RECORDS FOR THE EXERCISE Block Start

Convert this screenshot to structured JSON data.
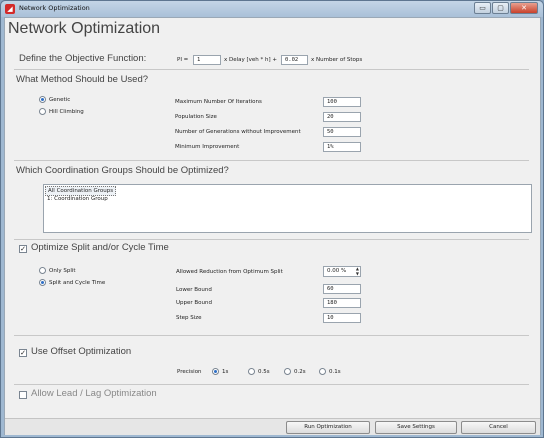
{
  "window": {
    "title": "Network Optimization",
    "icon": "app-logo-icon",
    "min_glyph": "▭",
    "max_glyph": "▢",
    "close_glyph": "✕"
  },
  "heading": "Network Optimization",
  "objective": {
    "label": "Define the Objective Function:",
    "pi_label": "PI =",
    "delay_weight": "1",
    "delay_text": "x Delay [veh * h] +",
    "stops_weight": "0.02",
    "stops_text": "x Number of Stops"
  },
  "method": {
    "label": "What Method Should be Used?",
    "options": [
      "Genetic",
      "Hill Climbing"
    ],
    "selected": "Genetic",
    "params": [
      {
        "label": "Maximum Number Of Iterations",
        "value": "100"
      },
      {
        "label": "Population Size",
        "value": "20"
      },
      {
        "label": "Number of Generations without Improvement",
        "value": "50"
      },
      {
        "label": "Minimum Improvement",
        "value": "1%"
      }
    ]
  },
  "coordination": {
    "label": "Which Coordination Groups Should be Optimized?",
    "items": [
      "All Coordination Groups",
      "1: Coordination Group"
    ],
    "selected": "All Coordination Groups"
  },
  "split": {
    "label": "Optimize Split and/or Cycle Time",
    "checked": true,
    "check_glyph": "✓",
    "options": [
      "Only Split",
      "Split and Cycle Time"
    ],
    "selected": "Split and Cycle Time",
    "reduction_label": "Allowed Reduction from Optimum Split",
    "reduction_value": "0.00 %",
    "spin_up": "▲",
    "spin_down": "▼",
    "params": [
      {
        "label": "Lower Bound",
        "value": "60"
      },
      {
        "label": "Upper Bound",
        "value": "180"
      },
      {
        "label": "Step Size",
        "value": "10"
      }
    ]
  },
  "offset": {
    "label": "Use Offset Optimization",
    "checked": true,
    "check_glyph": "✓",
    "precision_label": "Precision",
    "options": [
      "1s",
      "0.5s",
      "0.2s",
      "0.1s"
    ],
    "selected": "1s"
  },
  "leadlag": {
    "label": "Allow Lead / Lag Optimization",
    "checked": false
  },
  "buttons": {
    "run": "Run Optimization",
    "save": "Save Settings",
    "cancel": "Cancel"
  }
}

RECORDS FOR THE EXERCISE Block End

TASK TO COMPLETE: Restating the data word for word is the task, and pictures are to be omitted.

FINISHED TASK:
Convert this screenshot to structured JSON data.
{
  "window": {
    "title": "Network Optimization",
    "icon": "app-logo-icon",
    "min_glyph": "▭",
    "max_glyph": "▢",
    "close_glyph": "✕"
  },
  "heading": "Network Optimization",
  "objective": {
    "label": "Define the Objective Function:",
    "pi_label": "PI =",
    "delay_weight": "1",
    "delay_text": "x Delay [veh * h] +",
    "stops_weight": "0.02",
    "stops_text": "x Number of Stops"
  },
  "method": {
    "label": "What Method Should be Used?",
    "options": [
      "Genetic",
      "Hill Climbing"
    ],
    "selected": "Genetic",
    "params": [
      {
        "label": "Maximum Number Of Iterations",
        "value": "100"
      },
      {
        "label": "Population Size",
        "value": "20"
      },
      {
        "label": "Number of Generations without Improvement",
        "value": "50"
      },
      {
        "label": "Minimum Improvement",
        "value": "1%"
      }
    ]
  },
  "coordination": {
    "label": "Which Coordination Groups Should be Optimized?",
    "items": [
      "All Coordination Groups",
      "1: Coordination Group"
    ],
    "selected": "All Coordination Groups"
  },
  "split": {
    "label": "Optimize Split and/or Cycle Time",
    "checked": true,
    "check_glyph": "✓",
    "options": [
      "Only Split",
      "Split and Cycle Time"
    ],
    "selected": "Split and Cycle Time",
    "reduction_label": "Allowed Reduction from Optimum Split",
    "reduction_value": "0.00 %",
    "spin_up": "▲",
    "spin_down": "▼",
    "params": [
      {
        "label": "Lower Bound",
        "value": "60"
      },
      {
        "label": "Upper Bound",
        "value": "180"
      },
      {
        "label": "Step Size",
        "value": "10"
      }
    ]
  },
  "offset": {
    "label": "Use Offset Optimization",
    "checked": true,
    "check_glyph": "✓",
    "precision_label": "Precision",
    "options": [
      "1s",
      "0.5s",
      "0.2s",
      "0.1s"
    ],
    "selected": "1s"
  },
  "leadlag": {
    "label": "Allow Lead / Lag Optimization",
    "checked": false
  },
  "buttons": {
    "run": "Run Optimization",
    "save": "Save Settings",
    "cancel": "Cancel"
  }
}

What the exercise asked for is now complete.